The Dumper and Dumper Truck Union Lime Stone (‘OP-1’) is a company engaged
in the business of logistics and transportation of goods across India by road and rail. It is the only union of truckers and transporters in the Sanu Mines area of Jaisalmer, Rajasthan. All Members of Dumper and Dumper Truck Union Lime Stone (‘OP-2’) are collectively members of OP-1. OP-1 and OP-2 are collectively referred to as the (‘OPs’). 
CJ Darcl Logistics Ltd. (‘Informant’) received a tender from JSW Energy (Barmer) Limited (‘JSW’) to transport limestone. It was alleged that the OPs do not allow any others to ply their vehicles or drivers, make it mandatory to take vehicles along with drivers from OP-1 and its members only, and that too at a higher rate that the contracted rate. The OPs also threatened the Informant with bodily harm to its personnel. As a result of such coercion by OP-1 and the lack of a favourable response from the JSW regarding the frustration of contract, the Informant had to provide transportation services at a rate of 500/MT, rather at a rate of 460/MT which was stipulated in the tender floated by the JSW.
Accordingly, the Informant alleged that the OPs’ conduct violated Section 3(3)(b) read with Section 3(1) of the Act. The Informant also alleged that fixing of arbitrary rates for the transportation of goods by OP-1, and arbitrary condition to only transfer limestone through their own trucks and drivers, was in violation of Section 4(2)(a)(ii) and 4(2)(a)(i) read with Section 4(1) of the Act.
Findings of DG: The DG found that the Informant has been restrained from executing its contract with JSW by OP-1, and that the conduct of the OPs directly or indirectly determined the price for providing services by the Informant and was therefore in violation of Section 3 of the Act.

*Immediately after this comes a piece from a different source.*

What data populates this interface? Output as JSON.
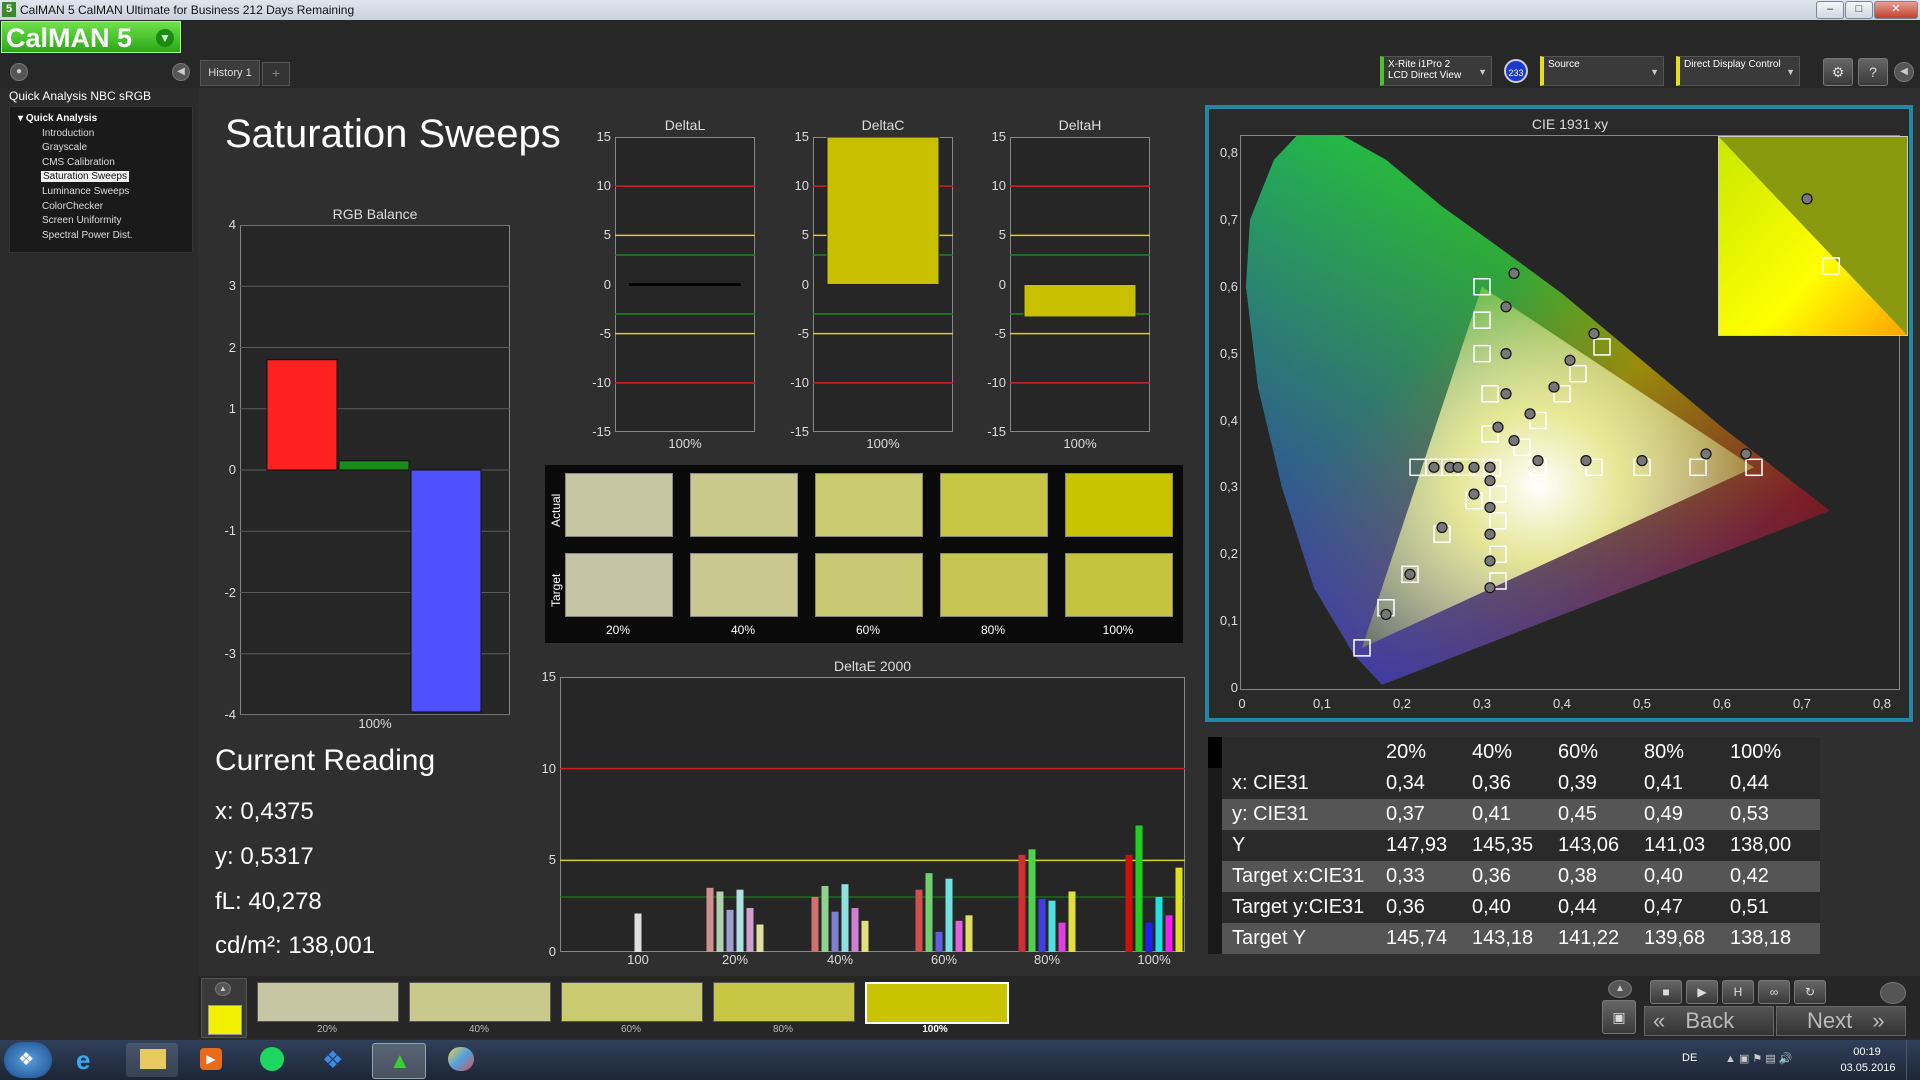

The DG also found Mr. Kunwar Raj Singh (the then Chairman of OP-1) liable under Section 48 of the Act in perpetuating the anti-competitive conduct on behalf of OP-1 and was at the helm of affairs of OP-1. He was also found to have extended the threat/boycott to the Informant and its employees and involved in the fixing the price of transport per truck, belonging to members of OP-1.
Decision of CCI: The CCI opined that imposition of a higher rate of transportation by OP-1, which led to the Informant losing a contract at a rate of 40/MT, and thereby limiting the provisions of transportation services, by the OPs was in contravention of Sections 3(3)(a) and 3(3)(b) of the Act. As such, the CCI imposed cease and desist orders against OP-1and Mr. Kunwar Raj Singh, who to refrain from anti-competitive practices identified under the order. The CCI also noted that neither OP-1 nor Mr. Kunwar Raj Singh furnished copies of their financial statements/Income Tax Returns, as, despite specific directions and sufficient notice given by the CCI to do so. As the requisite information was not on record, the CCI noted that a separate order regarding the imposition of monetary penalty on OP-1 and Mr. Kunwar Raj Singh may be appropriately considered after receipt of such information.
With respect to allegations under Section 4 of the Act, the CCI noted that the DG did not arrive at any categoric finding as to whether OP-1 was involved in any economic activity by providing its trucks and drivers for transportation of goods and was collecting considerations received for provision of such services. As such, the CCI did not determine the facts and circumstances as to whether OP-1 is an enterprise under provisions of Section 2(h) of the Act. Consequently, no case was made out under provisions of Section 4 of the Act.
 Case No. 31 of 2019.